DATASET RECORDS -
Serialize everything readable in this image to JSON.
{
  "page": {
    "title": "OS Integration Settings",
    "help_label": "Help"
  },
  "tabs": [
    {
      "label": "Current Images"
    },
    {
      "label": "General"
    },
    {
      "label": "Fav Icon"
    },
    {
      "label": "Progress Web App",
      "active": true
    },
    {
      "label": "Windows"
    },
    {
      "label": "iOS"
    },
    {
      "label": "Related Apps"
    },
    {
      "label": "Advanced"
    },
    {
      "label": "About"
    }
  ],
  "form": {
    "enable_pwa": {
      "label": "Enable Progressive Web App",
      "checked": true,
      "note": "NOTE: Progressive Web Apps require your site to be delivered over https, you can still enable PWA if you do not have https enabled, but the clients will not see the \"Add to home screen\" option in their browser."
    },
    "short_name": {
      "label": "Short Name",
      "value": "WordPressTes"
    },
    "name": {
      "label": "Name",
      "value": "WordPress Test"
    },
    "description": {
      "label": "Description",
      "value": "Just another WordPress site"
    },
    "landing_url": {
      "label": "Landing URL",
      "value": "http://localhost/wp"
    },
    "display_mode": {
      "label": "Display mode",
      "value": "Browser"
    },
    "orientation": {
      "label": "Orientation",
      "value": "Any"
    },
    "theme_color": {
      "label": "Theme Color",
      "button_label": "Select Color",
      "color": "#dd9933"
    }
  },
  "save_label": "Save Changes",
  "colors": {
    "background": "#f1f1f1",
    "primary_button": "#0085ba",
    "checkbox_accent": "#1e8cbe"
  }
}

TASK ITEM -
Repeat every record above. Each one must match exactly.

RESPONSE -
Serialize everything readable in this image to JSON.
{
  "page": {
    "title": "OS Integration Settings",
    "help_label": "Help"
  },
  "tabs": [
    {
      "label": "Current Images"
    },
    {
      "label": "General"
    },
    {
      "label": "Fav Icon"
    },
    {
      "label": "Progress Web App",
      "active": true
    },
    {
      "label": "Windows"
    },
    {
      "label": "iOS"
    },
    {
      "label": "Related Apps"
    },
    {
      "label": "Advanced"
    },
    {
      "label": "About"
    }
  ],
  "form": {
    "enable_pwa": {
      "label": "Enable Progressive Web App",
      "checked": true,
      "note": "NOTE: Progressive Web Apps require your site to be delivered over https, you can still enable PWA if you do not have https enabled, but the clients will not see the \"Add to home screen\" option in their browser."
    },
    "short_name": {
      "label": "Short Name",
      "value": "WordPressTes"
    },
    "name": {
      "label": "Name",
      "value": "WordPress Test"
    },
    "description": {
      "label": "Description",
      "value": "Just another WordPress site"
    },
    "landing_url": {
      "label": "Landing URL",
      "value": "http://localhost/wp"
    },
    "display_mode": {
      "label": "Display mode",
      "value": "Browser"
    },
    "orientation": {
      "label": "Orientation",
      "value": "Any"
    },
    "theme_color": {
      "label": "Theme Color",
      "button_label": "Select Color",
      "color": "#dd9933"
    }
  },
  "save_label": "Save Changes",
  "colors": {
    "background": "#f1f1f1",
    "primary_button": "#0085ba",
    "checkbox_accent": "#1e8cbe"
  }
}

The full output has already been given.